Records excerpted from a collection >>

------------------------------------

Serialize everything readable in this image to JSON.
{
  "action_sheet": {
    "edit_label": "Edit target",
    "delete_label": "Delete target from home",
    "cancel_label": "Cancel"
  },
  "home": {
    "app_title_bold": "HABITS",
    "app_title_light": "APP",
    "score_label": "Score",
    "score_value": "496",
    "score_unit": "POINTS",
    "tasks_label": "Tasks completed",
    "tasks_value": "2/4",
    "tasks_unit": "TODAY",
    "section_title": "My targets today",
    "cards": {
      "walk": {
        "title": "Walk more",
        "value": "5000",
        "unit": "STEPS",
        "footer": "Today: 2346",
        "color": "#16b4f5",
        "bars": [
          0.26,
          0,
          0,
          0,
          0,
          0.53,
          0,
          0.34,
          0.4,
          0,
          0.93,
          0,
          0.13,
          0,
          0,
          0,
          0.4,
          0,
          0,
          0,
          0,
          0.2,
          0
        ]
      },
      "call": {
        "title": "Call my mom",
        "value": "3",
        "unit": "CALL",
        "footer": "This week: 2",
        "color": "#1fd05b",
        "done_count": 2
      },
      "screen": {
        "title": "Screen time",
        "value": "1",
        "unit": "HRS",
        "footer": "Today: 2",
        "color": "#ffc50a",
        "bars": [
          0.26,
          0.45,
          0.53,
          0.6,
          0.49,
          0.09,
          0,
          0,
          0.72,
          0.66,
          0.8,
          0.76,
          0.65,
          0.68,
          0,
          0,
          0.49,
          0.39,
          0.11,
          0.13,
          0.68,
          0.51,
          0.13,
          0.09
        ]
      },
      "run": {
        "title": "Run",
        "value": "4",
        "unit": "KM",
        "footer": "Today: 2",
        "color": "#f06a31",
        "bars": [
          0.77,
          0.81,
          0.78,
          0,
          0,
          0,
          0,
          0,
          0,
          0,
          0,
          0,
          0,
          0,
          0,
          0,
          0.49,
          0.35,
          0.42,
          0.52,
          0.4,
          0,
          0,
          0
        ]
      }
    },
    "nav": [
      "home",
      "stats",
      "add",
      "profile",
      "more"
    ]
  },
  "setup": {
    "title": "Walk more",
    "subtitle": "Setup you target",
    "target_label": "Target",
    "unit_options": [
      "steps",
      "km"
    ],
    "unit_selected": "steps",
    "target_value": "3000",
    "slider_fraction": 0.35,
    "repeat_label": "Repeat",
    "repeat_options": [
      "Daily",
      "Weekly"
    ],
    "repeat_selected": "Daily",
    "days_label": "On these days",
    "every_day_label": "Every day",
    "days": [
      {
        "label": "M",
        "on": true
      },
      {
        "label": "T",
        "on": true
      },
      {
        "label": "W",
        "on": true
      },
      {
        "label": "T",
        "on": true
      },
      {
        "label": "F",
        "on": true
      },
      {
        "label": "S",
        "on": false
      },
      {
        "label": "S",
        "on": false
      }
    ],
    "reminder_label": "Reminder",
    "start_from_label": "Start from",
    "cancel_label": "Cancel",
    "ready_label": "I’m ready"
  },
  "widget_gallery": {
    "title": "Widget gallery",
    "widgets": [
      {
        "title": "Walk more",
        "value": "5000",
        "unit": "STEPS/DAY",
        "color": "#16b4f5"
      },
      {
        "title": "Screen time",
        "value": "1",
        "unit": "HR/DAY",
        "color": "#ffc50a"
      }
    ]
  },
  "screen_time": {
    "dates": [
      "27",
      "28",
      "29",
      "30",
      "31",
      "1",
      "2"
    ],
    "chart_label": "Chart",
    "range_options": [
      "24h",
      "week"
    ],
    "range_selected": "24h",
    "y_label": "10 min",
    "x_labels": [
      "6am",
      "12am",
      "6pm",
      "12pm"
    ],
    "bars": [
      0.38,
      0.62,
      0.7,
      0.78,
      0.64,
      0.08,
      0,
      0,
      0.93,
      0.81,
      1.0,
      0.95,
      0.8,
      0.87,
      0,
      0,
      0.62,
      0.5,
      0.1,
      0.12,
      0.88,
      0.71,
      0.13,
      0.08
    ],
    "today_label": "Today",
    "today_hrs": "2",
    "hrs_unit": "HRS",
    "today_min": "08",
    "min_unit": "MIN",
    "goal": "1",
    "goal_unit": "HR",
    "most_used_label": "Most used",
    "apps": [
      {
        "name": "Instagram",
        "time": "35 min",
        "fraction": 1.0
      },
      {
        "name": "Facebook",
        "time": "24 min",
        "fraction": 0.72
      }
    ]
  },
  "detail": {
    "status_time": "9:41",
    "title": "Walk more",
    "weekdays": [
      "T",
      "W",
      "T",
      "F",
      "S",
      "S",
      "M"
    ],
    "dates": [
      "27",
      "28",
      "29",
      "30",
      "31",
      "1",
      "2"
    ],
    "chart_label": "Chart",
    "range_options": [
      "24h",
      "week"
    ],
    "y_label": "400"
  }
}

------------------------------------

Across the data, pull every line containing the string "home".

    "delete_label": "Delete target from home",
  "home": {
      "home",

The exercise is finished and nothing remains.